By Dave Andrusko
It’s happened before, so it came as little surprise that as the Supreme Court whittled its way through its remaining “controversial” cases yesterday, the justices left until next week–the last week of the current session–its ruling on Texas’s pro-life HB 2.
If you were to take the abortion blogosphere and the mainstream media (actually, one in the same) at their word, should the eight-member court upholds the 2013 law in Whole Woman’s Health v. Hellerstedt, life as the Abortion Industry has known it will end.
Ignoring the apocalyptic language, in fact if the two components of HB 2 under challenge by Texas abortion providers are upheld, it means abortion clinics in Texas will be held to minimal thresholds of patient safety.
It would mean that the memory of convicted murderer Kermit Gosnell has not been dumped down the memory hole and conveniently forgotten. It would mean that all the scare language opponents used had not overcome the facts.
Let me explain.
The linchpin of the hysteria campaign is that HB 2 is responsible for the closing of as many as 20 Texas abortion clinics and for longer patient wait times.

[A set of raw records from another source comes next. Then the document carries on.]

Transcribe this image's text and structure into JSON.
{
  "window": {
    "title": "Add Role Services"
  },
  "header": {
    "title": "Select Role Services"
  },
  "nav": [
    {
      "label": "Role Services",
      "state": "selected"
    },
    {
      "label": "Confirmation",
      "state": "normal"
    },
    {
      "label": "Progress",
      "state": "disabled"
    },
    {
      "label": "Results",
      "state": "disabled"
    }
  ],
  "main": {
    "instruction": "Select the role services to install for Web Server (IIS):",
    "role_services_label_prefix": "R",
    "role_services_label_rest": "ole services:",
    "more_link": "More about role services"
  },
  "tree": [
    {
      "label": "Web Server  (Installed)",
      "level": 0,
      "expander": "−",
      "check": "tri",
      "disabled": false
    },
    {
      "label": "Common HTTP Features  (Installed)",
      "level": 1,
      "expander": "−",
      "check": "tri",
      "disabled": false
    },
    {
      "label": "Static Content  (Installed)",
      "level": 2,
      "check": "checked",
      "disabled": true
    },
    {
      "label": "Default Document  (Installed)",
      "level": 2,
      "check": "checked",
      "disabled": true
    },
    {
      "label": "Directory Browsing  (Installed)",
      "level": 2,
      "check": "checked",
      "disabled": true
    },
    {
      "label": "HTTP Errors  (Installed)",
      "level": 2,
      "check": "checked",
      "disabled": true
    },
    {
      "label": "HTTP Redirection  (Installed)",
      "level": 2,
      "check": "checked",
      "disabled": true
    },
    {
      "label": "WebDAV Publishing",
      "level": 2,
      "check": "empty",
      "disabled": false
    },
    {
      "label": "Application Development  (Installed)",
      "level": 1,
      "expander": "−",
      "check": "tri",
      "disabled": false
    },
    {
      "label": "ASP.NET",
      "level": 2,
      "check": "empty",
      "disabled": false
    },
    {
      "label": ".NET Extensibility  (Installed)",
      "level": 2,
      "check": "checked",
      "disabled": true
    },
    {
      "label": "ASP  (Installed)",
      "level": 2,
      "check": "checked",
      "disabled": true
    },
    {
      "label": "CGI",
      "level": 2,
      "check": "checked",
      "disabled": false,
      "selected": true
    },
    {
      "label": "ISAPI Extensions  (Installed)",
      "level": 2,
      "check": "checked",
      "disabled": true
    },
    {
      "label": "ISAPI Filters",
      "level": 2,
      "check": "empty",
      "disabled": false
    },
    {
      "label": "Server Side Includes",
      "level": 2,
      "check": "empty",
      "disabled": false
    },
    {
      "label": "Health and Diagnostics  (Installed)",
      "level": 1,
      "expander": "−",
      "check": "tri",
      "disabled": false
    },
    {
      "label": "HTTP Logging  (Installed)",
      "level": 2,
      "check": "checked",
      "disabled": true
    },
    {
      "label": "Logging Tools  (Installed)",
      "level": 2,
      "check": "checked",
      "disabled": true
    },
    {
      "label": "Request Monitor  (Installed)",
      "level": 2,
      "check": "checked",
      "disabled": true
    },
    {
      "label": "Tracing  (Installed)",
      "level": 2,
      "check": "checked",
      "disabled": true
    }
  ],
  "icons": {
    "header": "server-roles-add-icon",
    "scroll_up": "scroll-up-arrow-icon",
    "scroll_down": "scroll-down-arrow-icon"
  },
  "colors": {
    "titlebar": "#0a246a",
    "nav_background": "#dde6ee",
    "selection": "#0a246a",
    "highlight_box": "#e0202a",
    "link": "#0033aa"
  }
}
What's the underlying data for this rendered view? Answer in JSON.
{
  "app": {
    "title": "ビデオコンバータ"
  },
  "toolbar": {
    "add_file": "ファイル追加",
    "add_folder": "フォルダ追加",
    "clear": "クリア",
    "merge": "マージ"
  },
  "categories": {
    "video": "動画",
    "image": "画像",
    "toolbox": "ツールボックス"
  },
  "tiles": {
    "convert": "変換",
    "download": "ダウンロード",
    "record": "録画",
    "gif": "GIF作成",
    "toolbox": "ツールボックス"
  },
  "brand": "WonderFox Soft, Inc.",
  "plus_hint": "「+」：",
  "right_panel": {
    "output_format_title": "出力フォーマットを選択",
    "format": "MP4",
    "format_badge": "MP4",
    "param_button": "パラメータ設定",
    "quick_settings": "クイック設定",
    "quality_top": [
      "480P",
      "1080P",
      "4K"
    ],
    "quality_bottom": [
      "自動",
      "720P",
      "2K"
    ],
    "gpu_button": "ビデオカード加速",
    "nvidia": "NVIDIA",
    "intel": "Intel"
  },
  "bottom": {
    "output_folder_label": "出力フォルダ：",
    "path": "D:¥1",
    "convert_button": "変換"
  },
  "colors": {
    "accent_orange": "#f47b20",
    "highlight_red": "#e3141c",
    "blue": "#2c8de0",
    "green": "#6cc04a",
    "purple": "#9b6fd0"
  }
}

The former assertion was directly challenged at oral arguments by Justice Alito and poorly responded to by Center for Reproductive Rights’s attorney Stephanie Toti. Toti eventually was forced to admit she had failed to provide direct evidence linking any closures to the parts of the law that have been challenged.
What are the two components challenged? One component it is not is the one which prohibits killing unborn children who have reached the developmental milestone of being able to feel pain which substantial medical evidence places at 20 weeks, if not earlier.

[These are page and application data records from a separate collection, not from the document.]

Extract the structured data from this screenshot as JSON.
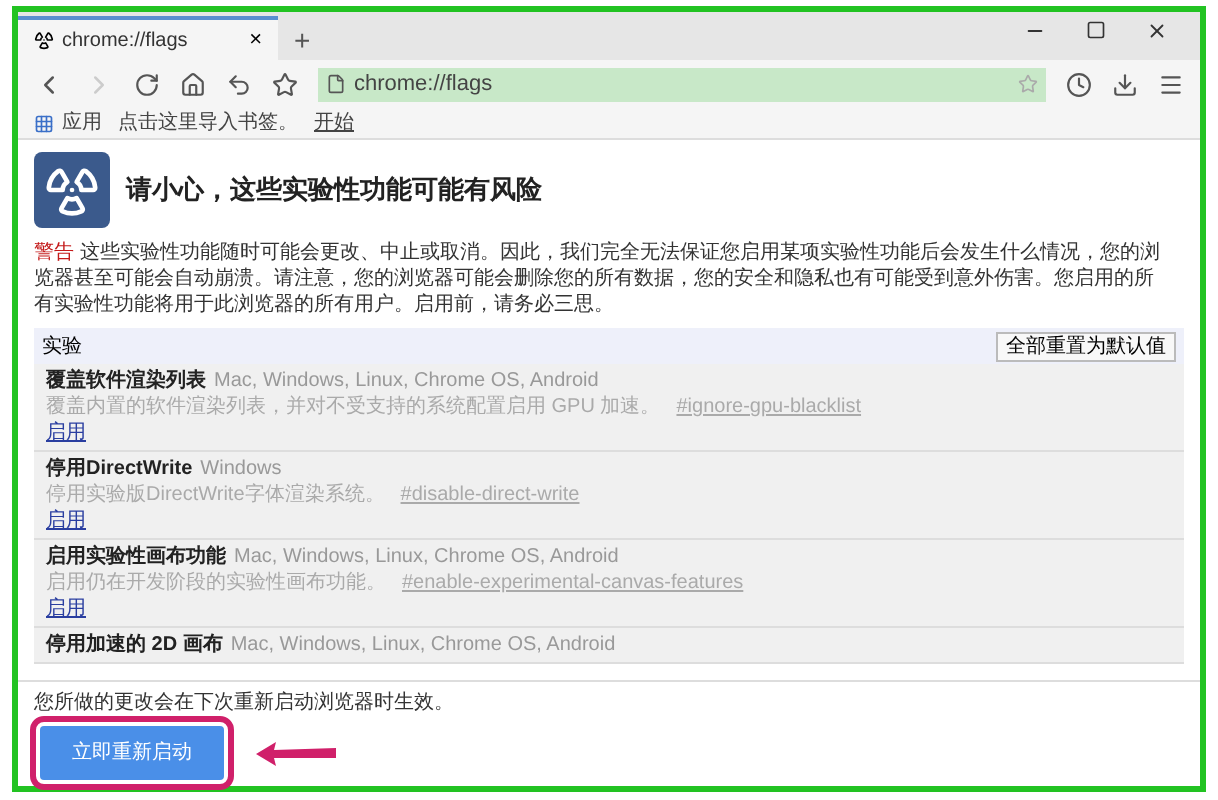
{
  "tab": {
    "title": "chrome://flags",
    "close": "×"
  },
  "new_tab": "+",
  "address_bar": {
    "value": "chrome://flags"
  },
  "bookmarks_bar": {
    "apps": "应用",
    "hint": "点击这里导入书签。",
    "link": "开始"
  },
  "warning": {
    "title": "请小心，这些实验性功能可能有风险",
    "label": "警告",
    "text": "这些实验性功能随时可能会更改、中止或取消。因此，我们完全无法保证您启用某项实验性功能后会发生什么情况，您的浏览器甚至可能会自动崩溃。请注意，您的浏览器可能会删除您的所有数据，您的安全和隐私也有可能受到意外伤害。您启用的所有实验性功能将用于此浏览器的所有用户。启用前，请务必三思。"
  },
  "experiments": {
    "heading": "实验",
    "reset_button": "全部重置为默认值",
    "items": [
      {
        "title": "覆盖软件渲染列表",
        "platforms": "Mac, Windows, Linux, Chrome OS, Android",
        "description": "覆盖内置的软件渲染列表，并对不受支持的系统配置启用 GPU 加速。",
        "flag": "#ignore-gpu-blacklist",
        "action": "启用"
      },
      {
        "title": "停用DirectWrite",
        "platforms": "Windows",
        "description": "停用实验版DirectWrite字体渲染系统。",
        "flag": "#disable-direct-write",
        "action": "启用"
      },
      {
        "title": "启用实验性画布功能",
        "platforms": "Mac, Windows, Linux, Chrome OS, Android",
        "description": "启用仍在开发阶段的实验性画布功能。",
        "flag": "#enable-experimental-canvas-features",
        "action": "启用"
      },
      {
        "title": "停用加速的 2D 画布",
        "platforms": "Mac, Windows, Linux, Chrome OS, Android"
      }
    ]
  },
  "footer": {
    "notice": "您所做的更改会在下次重新启动浏览器时生效。",
    "relaunch_button": "立即重新启动"
  }
}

Could it be that pro-abortionists were and are leery about taking on a law that clearly demonstrates that the pain-capable unborn child is a living member of the human family worthy of protection?
What they did challenge is familiar to readers of NRL News Today and NRL News: (1) that abortion clinics meet the same building standards as ambulatory surgical centers, and (2) that abortionists have admitting privileges at a hospital within 30 miles for situations of medical emergencies.
The former, we’re told, is too expensive and unnecessary, the latter is too onerous and also unnecessary.
Ask yourself this question. If there was a mountain of evidence that it very important that the “doctor” (the abortionist) be able to follow his patient to a nearby hospital in cases of emergency, do you think the Abortion Industry would agree? Well, there is plenty of evidence and the Abortion Industry still says the requirement is too onerous and unnecessary.
The High Court could rule in many different ways, especially in light of the fact that there are eight members. Everything from affirming both components to overturning both components to upholding one and striking down another to holding the case over until next term.
Talk to you Monday.